Ideally water the soil around the plant well the day before you dig it up. Roots generally grow out no further than in line with the leaf canopy above. Use a spade to dig a circle around the tree following the canopy line above. Then lift the plant keeping as much of the rootball intact as you can. You may have to use loppers or secateurs to cut through stubborn thicker roots.
Make sure you cover all the roots as soon as the tree is out of the ground. Large thick plastic sack or hessian are good choices because it’s really important to stop roots drying out. When you move the plant to its new planting hole, check its roots can be spread out fully, otherwise you’ll have to widen the hole further.
It’s also important to plant to the same depth as before (use the old soil mark at the base of the stem as an indicator). This is because planting too deeply will often kill the plant. There’s no need to add compost to the planting hole unless the soil is sandy or very poor.
Then, firm around and on top of the roots as you fill in the soil to the planting hole. You may need to stake the plant if it’s large or being planted in a windy area.

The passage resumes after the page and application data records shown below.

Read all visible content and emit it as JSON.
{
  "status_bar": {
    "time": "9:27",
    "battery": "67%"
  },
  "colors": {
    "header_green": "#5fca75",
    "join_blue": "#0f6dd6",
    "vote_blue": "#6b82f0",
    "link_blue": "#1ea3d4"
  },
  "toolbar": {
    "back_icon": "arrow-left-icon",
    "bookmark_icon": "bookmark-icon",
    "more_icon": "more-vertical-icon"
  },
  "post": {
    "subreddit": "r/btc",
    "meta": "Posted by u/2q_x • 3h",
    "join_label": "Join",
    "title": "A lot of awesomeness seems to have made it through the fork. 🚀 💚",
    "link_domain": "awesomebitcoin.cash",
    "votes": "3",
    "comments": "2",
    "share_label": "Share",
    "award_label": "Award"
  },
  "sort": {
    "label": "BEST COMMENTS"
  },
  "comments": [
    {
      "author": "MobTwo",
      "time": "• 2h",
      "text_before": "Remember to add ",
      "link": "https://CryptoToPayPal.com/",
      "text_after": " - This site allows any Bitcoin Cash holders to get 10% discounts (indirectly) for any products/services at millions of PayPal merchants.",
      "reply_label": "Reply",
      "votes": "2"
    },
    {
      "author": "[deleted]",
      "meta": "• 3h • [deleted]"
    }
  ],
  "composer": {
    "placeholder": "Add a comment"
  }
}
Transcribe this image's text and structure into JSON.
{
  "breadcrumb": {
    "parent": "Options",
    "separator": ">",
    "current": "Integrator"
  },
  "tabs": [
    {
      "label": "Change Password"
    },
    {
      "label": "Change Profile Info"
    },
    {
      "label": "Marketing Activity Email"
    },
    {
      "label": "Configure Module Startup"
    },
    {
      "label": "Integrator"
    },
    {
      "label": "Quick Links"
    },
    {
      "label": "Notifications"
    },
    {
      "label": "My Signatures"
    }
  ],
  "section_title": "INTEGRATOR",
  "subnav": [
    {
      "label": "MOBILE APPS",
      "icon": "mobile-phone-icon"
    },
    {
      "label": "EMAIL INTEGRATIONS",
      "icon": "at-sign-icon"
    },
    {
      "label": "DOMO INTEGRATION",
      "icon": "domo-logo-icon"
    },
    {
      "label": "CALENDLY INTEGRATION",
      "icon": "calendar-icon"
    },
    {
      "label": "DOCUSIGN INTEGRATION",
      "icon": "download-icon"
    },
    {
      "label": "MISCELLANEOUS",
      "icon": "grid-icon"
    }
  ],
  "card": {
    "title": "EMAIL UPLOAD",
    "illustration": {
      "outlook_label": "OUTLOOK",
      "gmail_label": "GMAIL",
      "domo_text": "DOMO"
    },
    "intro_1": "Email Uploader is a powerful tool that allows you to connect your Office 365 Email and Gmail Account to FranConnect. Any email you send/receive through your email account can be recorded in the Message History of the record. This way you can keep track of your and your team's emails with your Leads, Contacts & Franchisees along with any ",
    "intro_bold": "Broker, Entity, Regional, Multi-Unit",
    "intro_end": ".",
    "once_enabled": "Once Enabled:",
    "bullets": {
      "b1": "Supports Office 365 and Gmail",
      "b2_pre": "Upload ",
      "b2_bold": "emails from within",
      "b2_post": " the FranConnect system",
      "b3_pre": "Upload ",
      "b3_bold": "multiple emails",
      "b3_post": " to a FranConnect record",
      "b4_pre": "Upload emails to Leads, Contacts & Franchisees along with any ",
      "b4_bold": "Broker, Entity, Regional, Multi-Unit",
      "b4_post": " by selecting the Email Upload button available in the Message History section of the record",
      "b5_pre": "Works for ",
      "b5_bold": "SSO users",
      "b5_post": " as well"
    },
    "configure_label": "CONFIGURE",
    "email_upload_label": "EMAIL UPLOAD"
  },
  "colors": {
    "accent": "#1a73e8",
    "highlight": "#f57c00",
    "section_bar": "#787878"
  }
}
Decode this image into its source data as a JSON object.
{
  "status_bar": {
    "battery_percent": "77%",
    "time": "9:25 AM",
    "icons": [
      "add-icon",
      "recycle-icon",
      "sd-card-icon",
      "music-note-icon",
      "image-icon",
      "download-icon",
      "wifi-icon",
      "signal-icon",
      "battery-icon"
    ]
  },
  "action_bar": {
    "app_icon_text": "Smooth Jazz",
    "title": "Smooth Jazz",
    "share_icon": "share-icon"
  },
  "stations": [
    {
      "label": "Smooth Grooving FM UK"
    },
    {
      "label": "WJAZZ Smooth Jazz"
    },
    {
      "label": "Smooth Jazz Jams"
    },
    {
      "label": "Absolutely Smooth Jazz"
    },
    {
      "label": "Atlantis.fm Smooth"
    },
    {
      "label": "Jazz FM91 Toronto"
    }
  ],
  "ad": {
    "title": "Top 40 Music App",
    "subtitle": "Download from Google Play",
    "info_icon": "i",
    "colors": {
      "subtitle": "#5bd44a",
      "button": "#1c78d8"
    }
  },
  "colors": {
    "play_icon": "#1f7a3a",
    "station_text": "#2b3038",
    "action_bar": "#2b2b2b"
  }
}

Another essential thing to do is to water the plant in well and regularly after transplanting.
Adding a thick layer of mulch such as garden compost to moist soil around the plant will help keep moisture in. It’ll also keep weeds away that might otherwise compete with the plant for water.